Investment scams use social media to promote bogus investment opportunities, especially fake cryptocurrency investments. Scammers may pose as friends to encourage investing. Investors send in money or cryptocurrency, hoping to make it big — but the victims always end up empty handed.
Romance scams use social media profiles to gain a victim's affection and trust. The scammer may make grand statements or even propose marriage, but they will typically never agree to meeting in person. Eventually, they ask for money to fly and see you, to cover unexpected legal fees or medical expenses – beware of any story where they suddenly need money.
The FBI also cautions that if someone you meet online needs your bank account information to deposit money, they're most likely using your account to carry out other theft and fraud schemes.
Money requests on social media are sent from hacked accounts so they seem like the request is coming from a friend or loved one.
Job scams prey on people looking to make money working from home. The fraudster will advertise high-paying jobs on social media, but instead of earning a paycheck, victims end up paying for starter kits, fake training programs or useless certifications.
How to avoid social media scams
Here are some ways you can protect yourself and your family on social media.
- Go to your privacy settings and restrict who can see your posts and personal details on social media.
- Opt out of targeted advertising if the platform allows.
- If a friend messages you about an opportunity or urgent need for money, call them to see if their account was hacked. Scammers will often ask you to pay by cryptocurrency, gift card or wire transfer.
- If you meet someone on social media, go slow. Don’t rush into a friendship or romance. Read up on romance scams and never send money to someone you haven’t met in person.
- Before making a purchase, research the company. Search for the business name plus “scam ” or “complaint. ”
- Create strong passwords for each of your accounts and turn on multi-factor authentication (MFA) or two-factor authentication (2FA) if available.
- Keep personal information, such as your birth date, address and phone number, private.
Who to contact if you're the victim of a social media scam
If you spot a scam, report it to the FTC. If you’re the victim of a social media scam, contact trusted resources for reporting fraud and scams.
Learn More About Fraud
October 27, 2021
Don’t be fooled by a scammer. Look for these warning signs to identify a possible scam and protect yourself!

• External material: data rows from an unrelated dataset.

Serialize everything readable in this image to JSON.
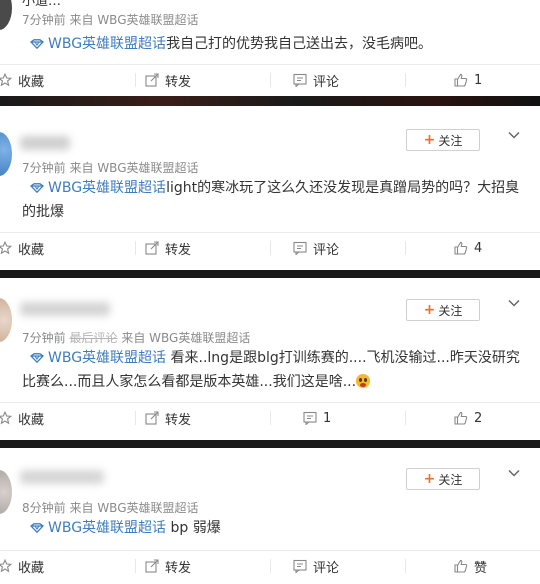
{
  "actions_labels": {
    "collect": "收藏",
    "repost": "转发",
    "comment": "评论"
  },
  "follow_label": "关注",
  "posts": [
    {
      "username_partial": "小道…",
      "meta_time": "7分钟前",
      "meta_from": "来自",
      "meta_source": "WBG英雄联盟超话",
      "topic": "WBG英雄联盟超话",
      "text": "我自己打的优势我自己送出去，没毛病吧。",
      "like_count": "1"
    },
    {
      "meta_time": "7分钟前",
      "meta_from": "来自",
      "meta_source": "WBG英雄联盟超话",
      "topic": "WBG英雄联盟超话",
      "text_line1": "light的寒冰玩了这么久还没发现是真蹭局势的吗？大招臭",
      "text_line2": "的批爆",
      "like_count": "4"
    },
    {
      "meta_time": "7分钟前",
      "meta_struck": "最后评论",
      "meta_from": "来自",
      "meta_source": "WBG英雄联盟超话",
      "topic": "WBG英雄联盟超话",
      "text_line1": "看来..lng是跟blg打训练赛的....飞机没输过...昨天没研究",
      "text_line2": "比赛么...而且人家怎么看都是版本英雄...我们这是啥...",
      "comment_count": "1",
      "like_count": "2"
    },
    {
      "meta_time": "8分钟前",
      "meta_from": "来自",
      "meta_source": "WBG英雄联盟超话",
      "topic": "WBG英雄联盟超话",
      "text": "bp 弱爆",
      "like_label": "赞"
    }
  ]
}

February 7, 2023
People over 60 are common targets for exploitation. Learn how to spot elder fraud, the most common scams, and where to find help if you're a victim.
February 10, 2023
It's easy to become a victim of fraud as a college or graduate student. Find out about the top student scams and how to avoid them.